UCSF Sustainability Stories

Deborah Fleischer, September 2020

Climate Action in the Time of COVID: How UCSF Compares to the National Pulse

I write this after one of the hottest, triple-digit weekends I have experienced in the Bay Area, with extreme heat followed by an epic thunder and lightning storm that sparked multiple wildfires. The crazy weather and fires highlight a challenge: How do we keep climate action alive in the time of COVID-19? A recent poll of over 9,000 voters and a survey of the UCSF community found that in the midst of the pandemic, climate action is still a priority.

To assess voters’ attitudes toward various climate policies, as well as their experiences with impacts of climate change, Climate Nexus, in partnership with the Yale Program on Climate Change Communication and the George Mason University Center for Climate Change Communication, conducted a representative survey in June of 9,087 registered voters in the United States. The survey found that as states continue to reopen and coronavirus cases continue to climb, American voters want to see climate action as part of the economic recovery plan. The poll also found voters are more likely to vote for political candidates who support stimulus funding for the renewable energy industry and are less likely to vote for candidates who support financial bailouts for fossil fuel companies.

“The public is eager to see their elected representatives take action against climate change,” said Dr. Edward Maibach, Director of George Mason University’s Center for Climate Change Communication. “Specific, aggressive policies to reduce heat-trapping pollution and protect against climate impacts have widespread support.”

The recent “Open Letter to Candidates” from Climate Health Action Health Professionals makes the following claim:

“Public concern about the climate crisis is actually stronger than ever. Even in the midst of the COVID- 19 crisis that has received 24/7 news coverage for months, a recently released Yale/George Mason University poll shows that two out of three Americans are worried about global warming, and say the issue is personally important to them. Nearly half know that people in the U.S. are harmed now.”

UCSF Compared to National Pulse

The UCSF Office of Sustainability was interested to see how the UCSF community felt compared to the national responses and asked UCSF faculty, staff, and students to answer a shorter, five-question climate action perception survey. There were 283 respondents to the August online survey, approximately 1% of the UCSF population (assumed to be 35,000). Compared to the national attitudes, the UCSF community is significantly more concerned about climate change. “The survey results emphasize that the UCSF community supports climate action at UCSF and believes we should be doing more,” stressed Gail Lee, UCSF Sustainability Director.

More than eight out of 10 (86%) of UCSF faculty, staff, and students surveyed believe climate change is a very serious threat, and 96% believe that the health impacts of climate change are relevant to UCSF’s mission of advancing health worldwide.
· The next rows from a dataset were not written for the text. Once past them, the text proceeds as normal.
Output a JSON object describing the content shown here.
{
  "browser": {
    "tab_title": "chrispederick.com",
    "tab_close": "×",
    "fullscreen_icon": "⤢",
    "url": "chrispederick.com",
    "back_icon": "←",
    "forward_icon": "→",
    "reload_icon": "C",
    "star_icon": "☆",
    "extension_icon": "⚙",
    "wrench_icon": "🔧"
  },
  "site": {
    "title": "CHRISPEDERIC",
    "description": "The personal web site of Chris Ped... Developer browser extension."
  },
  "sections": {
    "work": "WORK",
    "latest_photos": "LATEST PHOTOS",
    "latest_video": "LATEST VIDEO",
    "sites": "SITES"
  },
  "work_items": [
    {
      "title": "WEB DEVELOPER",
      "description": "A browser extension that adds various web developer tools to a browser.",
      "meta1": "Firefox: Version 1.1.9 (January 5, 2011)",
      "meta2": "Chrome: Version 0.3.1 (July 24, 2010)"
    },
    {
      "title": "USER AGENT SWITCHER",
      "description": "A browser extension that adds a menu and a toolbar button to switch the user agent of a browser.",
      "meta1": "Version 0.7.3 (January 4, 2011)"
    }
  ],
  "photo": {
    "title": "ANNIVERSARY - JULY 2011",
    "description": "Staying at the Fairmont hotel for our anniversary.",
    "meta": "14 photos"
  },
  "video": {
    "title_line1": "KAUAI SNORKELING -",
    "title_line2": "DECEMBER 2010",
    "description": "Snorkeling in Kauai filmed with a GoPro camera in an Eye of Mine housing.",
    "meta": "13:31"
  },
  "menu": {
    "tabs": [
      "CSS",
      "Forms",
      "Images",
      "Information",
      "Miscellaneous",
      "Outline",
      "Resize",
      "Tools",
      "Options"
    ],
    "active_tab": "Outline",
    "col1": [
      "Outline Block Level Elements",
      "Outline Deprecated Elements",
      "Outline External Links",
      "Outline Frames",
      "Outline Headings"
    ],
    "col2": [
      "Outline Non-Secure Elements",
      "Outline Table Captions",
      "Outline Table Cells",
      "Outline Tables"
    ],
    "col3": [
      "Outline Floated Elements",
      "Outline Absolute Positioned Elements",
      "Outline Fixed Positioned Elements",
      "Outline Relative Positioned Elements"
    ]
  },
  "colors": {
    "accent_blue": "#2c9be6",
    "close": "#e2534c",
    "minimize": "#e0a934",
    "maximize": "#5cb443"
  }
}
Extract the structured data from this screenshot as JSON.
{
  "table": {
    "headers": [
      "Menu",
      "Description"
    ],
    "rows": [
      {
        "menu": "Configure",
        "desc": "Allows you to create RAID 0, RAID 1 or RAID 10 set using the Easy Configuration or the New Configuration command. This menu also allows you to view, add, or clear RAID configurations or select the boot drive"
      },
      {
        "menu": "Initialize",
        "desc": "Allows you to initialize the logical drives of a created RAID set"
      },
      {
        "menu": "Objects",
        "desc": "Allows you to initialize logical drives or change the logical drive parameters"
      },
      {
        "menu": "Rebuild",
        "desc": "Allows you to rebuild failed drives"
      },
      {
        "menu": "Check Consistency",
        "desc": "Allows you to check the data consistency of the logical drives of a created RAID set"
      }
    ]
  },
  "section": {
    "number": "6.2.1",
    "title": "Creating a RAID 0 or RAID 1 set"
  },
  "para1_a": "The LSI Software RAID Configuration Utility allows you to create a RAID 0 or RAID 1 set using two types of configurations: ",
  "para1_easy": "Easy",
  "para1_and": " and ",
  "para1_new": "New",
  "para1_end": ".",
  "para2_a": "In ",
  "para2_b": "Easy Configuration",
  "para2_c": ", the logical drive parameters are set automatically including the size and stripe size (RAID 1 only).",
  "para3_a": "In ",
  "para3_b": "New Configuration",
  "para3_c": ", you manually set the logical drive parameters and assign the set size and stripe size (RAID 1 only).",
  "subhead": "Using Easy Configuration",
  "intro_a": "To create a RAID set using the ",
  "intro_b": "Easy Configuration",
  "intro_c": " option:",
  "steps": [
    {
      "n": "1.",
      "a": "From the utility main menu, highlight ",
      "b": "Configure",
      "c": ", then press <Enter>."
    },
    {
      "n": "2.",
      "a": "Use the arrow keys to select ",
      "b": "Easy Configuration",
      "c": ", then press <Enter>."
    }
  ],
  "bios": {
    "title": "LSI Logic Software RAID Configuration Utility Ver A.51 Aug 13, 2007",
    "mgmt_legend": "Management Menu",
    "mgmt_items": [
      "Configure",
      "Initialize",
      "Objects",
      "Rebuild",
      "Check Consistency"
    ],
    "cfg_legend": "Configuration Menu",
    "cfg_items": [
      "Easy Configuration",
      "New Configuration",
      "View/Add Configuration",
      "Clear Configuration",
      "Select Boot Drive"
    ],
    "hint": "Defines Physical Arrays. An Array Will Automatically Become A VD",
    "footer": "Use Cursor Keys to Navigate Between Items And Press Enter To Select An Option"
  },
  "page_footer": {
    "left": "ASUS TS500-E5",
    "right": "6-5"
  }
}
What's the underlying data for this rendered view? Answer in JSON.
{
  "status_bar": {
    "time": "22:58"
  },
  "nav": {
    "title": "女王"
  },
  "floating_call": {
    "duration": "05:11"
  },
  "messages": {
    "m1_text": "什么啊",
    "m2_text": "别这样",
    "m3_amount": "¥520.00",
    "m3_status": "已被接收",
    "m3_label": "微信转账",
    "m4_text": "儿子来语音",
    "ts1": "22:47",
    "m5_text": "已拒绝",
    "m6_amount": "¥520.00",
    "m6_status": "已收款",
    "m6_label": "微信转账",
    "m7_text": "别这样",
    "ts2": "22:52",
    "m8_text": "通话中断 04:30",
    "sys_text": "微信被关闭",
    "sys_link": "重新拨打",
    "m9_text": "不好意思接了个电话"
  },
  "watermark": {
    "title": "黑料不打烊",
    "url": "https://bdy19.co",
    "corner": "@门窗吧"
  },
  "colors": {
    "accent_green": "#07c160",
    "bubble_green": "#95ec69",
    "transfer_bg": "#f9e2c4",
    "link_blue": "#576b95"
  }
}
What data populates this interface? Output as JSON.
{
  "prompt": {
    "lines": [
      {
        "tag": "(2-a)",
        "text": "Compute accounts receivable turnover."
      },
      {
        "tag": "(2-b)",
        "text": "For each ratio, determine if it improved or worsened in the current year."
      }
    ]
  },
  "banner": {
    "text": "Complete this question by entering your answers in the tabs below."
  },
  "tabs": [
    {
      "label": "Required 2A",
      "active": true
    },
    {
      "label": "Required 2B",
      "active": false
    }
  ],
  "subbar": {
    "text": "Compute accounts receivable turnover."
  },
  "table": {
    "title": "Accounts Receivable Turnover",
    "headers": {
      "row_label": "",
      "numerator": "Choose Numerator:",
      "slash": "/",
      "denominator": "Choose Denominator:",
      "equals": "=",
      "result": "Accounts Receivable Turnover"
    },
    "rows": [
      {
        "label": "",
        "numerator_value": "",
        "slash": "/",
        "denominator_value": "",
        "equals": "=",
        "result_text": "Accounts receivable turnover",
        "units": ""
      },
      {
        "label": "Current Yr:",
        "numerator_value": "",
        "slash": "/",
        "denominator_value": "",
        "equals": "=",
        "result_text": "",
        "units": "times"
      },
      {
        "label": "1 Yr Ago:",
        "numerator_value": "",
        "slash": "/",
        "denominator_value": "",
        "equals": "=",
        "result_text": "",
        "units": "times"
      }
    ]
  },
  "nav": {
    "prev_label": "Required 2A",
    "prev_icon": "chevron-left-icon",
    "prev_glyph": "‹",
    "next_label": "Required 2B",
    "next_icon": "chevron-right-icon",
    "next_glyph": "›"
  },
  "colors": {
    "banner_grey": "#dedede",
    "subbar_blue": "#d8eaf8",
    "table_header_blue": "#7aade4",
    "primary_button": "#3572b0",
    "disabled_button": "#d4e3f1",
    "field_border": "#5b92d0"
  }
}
In comparison, 42% of national voters think climate change is a very serious threat.

In addition, 83% of the UCSF community believes that extreme weather events, such as heavy rainfall, flooding, wildfire, and heat waves, are a very serious problem for our state, compared to only 27% nationally. Nationally, 28% of voters felt extreme weather events are not too serious a problem, compared to 2% of the UCSF community.

When it comes to politics, 86.5% of the UCSF community feels it is very important for the US Congress to address climate change. Nationally, 44% of voters feel it is very important and 26% found it not important, while only 5% of the UCSF community found it not important.

At UCSF, 77% of the UCSF community thinks transitioning to a 100% clean economy (eliminating fossil fuel emissions from the transportation, electricity, building, industry, and agricultural sectors) would have a positive impact on jobs and economic growth. Nationally, 58% of voters believe this transition will have a positive impact.

The UCSF poll was conducted August 1-18, 2020 with a representative sample of 283 UCSF community members. The margin of error for the UCSF survey is +/- 6% at the 95% confidence level (assumes a UCSF population of 35,000). The national poll was conducted June 6-11, 2020 with a representative sample of 9,087 registered voters in the United States. The national poll had a +/- 1% margin of error at the 95% confidence level.

The full national report includes many other important findings, including public support for clean water, public lands, agriculture, forestry, and carbon removal policies.

Take Climate Action

Protecting your health is a top priority right now. It is important to remember the link between climate change and health, and to continue to look for ways to reduce carbon emissions. A few easy options for doing your part include:

  • Vote for the Earth: Register to vote and pledge to vote for the Earth. Vote Earth is a helpful resource for learning more. As Michelle Obama stressed in her recent speech, we need to vote like our lives depend on it.
  • Sign up for the UCSF Office of Sustainability Newsletter: Sign up to get monthly tips, resources, and stories.
  • Register for the free NorCal Sustainable Healthcare Symposium: The symposium on September 25, 2020, will educate and empower health care professionals to enact sustainable healthcare practices at their institutions and will address climate change.
  • Read the “Open Letter to Candidates”:  America’s Health Professionals encourage all candidates for election to refocus on climate and its impact on health.